'The Mothman Prophecies', which was turned into a movie of the same name starring Richard Gere.
|But just how true?-)|
I had read Keel's book 'The Mothman Prophecies' only because I had seen the movie version and wanted more information about what went on around the time of the Silver Bridge collapse."A member of the Screenwriters Guild, Keel reportedly wrote scripts for Get Smart, The Monkees, Mack & Myer for Hire, and Lost in Space."
Keel just struck me as an opportunist who had to write and tell stories for his bread and butter and just how much of what he reported and told was true is anyone's guess.
"In 1967, Keel popularized the term "Men In Black" in an article for the men's adventure magazine Saga, entitled "UFO Agents of Terror"."
His book started off fine, I thought, with Keel's(?) theory of the Superspectrum and how very little we humans can perceive in our world with the five senses we have, but by the end of the book Keel was trying to tell us all sorts of rubbish about his theory of the evil and deceptive Superspectrum and how deluded and idiotic anyone who followed a religious belief, or thought they had a religious experience through drugs or religious ceremony was just being sucked in by a manipulative and evil Superspectrum.
And that anyone who was into witchcraft never lasted long before being destroyed by it.
Which just shows how much crap came out of Keel's mouth.
I doubt the guy ever knew what witchcraft (although a very broad term used by Keel) was about and had ever had a religious experience in his life...but I bet he had one when he passed away;-)
|Lost in Space?-)|
'Twilight Language', which mainly seems to me to be a vehicle to promote his 'Copycat Effect' book, which still seems to me to be rather contradictory when his book is about, "...the influence of media coverage" of teen suicides, school shootings, workplace violence, and domestic terrorism, which is all he seems to promote with news stories at his blog.

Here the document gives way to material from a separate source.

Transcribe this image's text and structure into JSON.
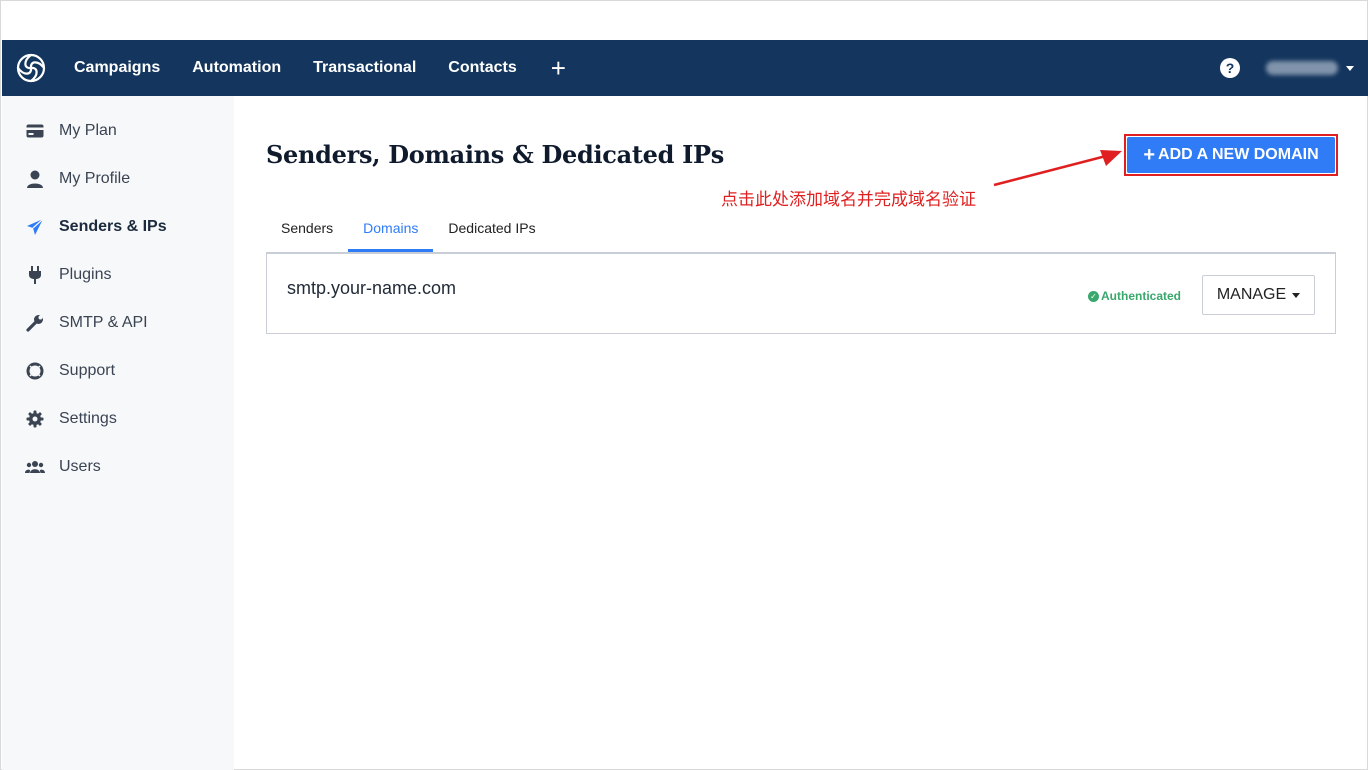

"And Coleman was a publicity consultant on The Mothman Prophecies.", too
'The Eighth Tower' holds together as well as the tower on the sixteenth card of the tarot by the end of the book.